The biodegradable insert is very small when taken out of the pack folded (about 5 inches square), so they would pack into a diaper bag nicely and take up very little space. They are folded into thirds, and you unfold them and they look alot like the inside of a high end disposable diaper. They have a plastic back (which is biodegradable) and a paper front. There is a gusset edge on the pad for poop catching.
To put into the Gro Baby shell, you have to peel away the adhesive strips on the back. There is one at each end of the back of the pad. These stick to the mesh inner of the Gro Baby shell just fine. Its quite strong. A bit too strong in fact because I found if it gets a good hold on the snap at the back, you can tear the plastic backing of the diaper when trying to pull it off. This gets a tad tricky if the insert is full of poop!
The built in gusset does its job. I have not had any leaks with this insert in the Gro Baby shell. The pad holds quite a bit of pee too. We put it on Braden at nap time, the pad was full and heavy when I took it out after his nap. No leaks. Braden is a heavy wetting baby too.
I took the test a little further and tested the insert out in some other covers I have here. I tried it out in Otter Blotter covers and Thirsties Covers, and it worked well. If I placed the adhesives on the shiny side of PUL it did however stick a little too well and it was a little tough to get the insert out.
A pack costs $19.99, and there is 50 in a pack, so they work out to 40 cents each. So this system will cost you like a disposable does. BUT here is the big difference. This insert is compostable and biodegradable. Meaning it will not clog up a landfill for the next 500 years like a disposable will. You can also flush away the paper part of the unit. You still need to throw away the plasticy outter.
So what place will this have in Braden’s cloth diaper stash? For travel, for out and about, I will keep a couple in his diaper bag. Also when he gets a teething rash, I will use these as I don’t like to put creams on my cloth diapers as it can ruin them.
Wool is an amazing fiber. Where I come from, Australia, wool is a major industry. My primary degree is in Agriculture, so I have worked alot with sheep. Even shorn them :) Back home, on my bed I had a woolen underlay, and it was on there year round, it kept the bed cool in the summer and warm in the winter. One of my old cars, I had a sheepskin cover on the steering wheel, and that thing was wonderful for keeping me from burning my hands in the middle of summer. The sheepskin covers on my old leather car seats were great for the same reason. So I always knew those benefits of wool, but I learned a new one for wool last year. And no ironically I didn’t use wool covers on my daughter over 20 years ago …
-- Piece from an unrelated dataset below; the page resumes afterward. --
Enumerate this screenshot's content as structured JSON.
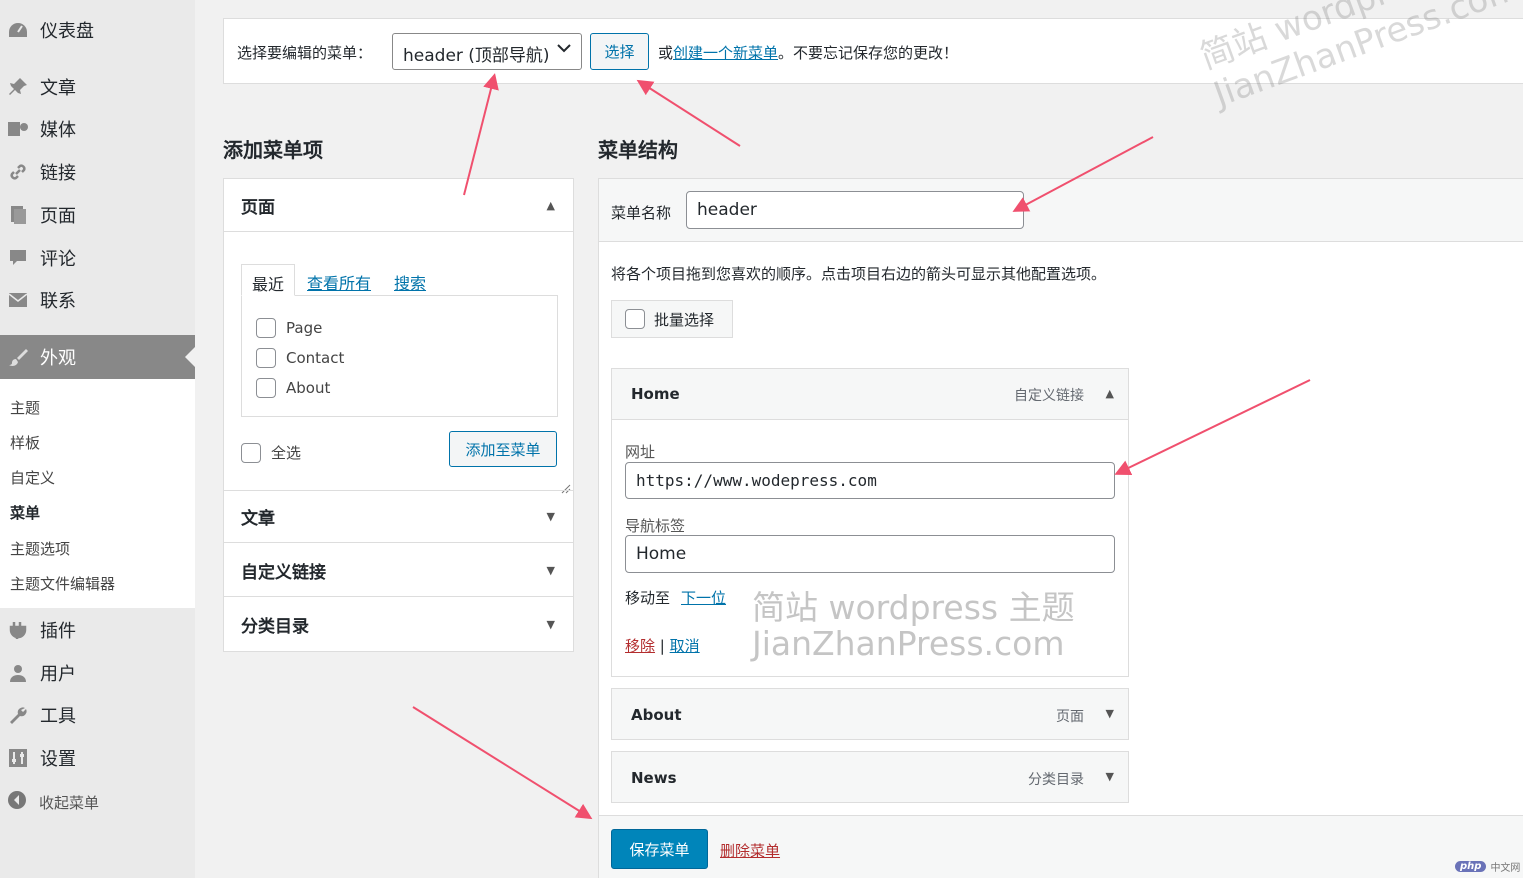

Wool does a fantastic job in absorbing and holding moisture. I read that it can absorb up to 30% of its weight in moisture without feeling moist or clammy. So in the case of a wool diaper cover, that moisture is pee :) Wool covers are what I recommend when a mother is at her witts end with a wet baby in the morning. The wool covers I stock from Covered Caboose are fantastic for night time use. There are one or two customers who use them for day time use, but I don’t like it personally because it makes for a huge butt, and its hard to get regular clothing over the top. (The picture is of Braden at around 10 months and 17 pounds in a size medium).
Couple a wool cover with a fitted diaper and you have a good night time option. If you have a super super heavy wetter, you can even put hemp inserts between the fitted diaper and the cover in the wet zone. Bulky yes, but effective. I have even tried putting a wool cover over a regular pocket diaper like a bum genius for insurance. A few of my customers do that.
So in short a wool cover is bullet proof or should that be pee proof? yet bulky solution, ideal for night time use.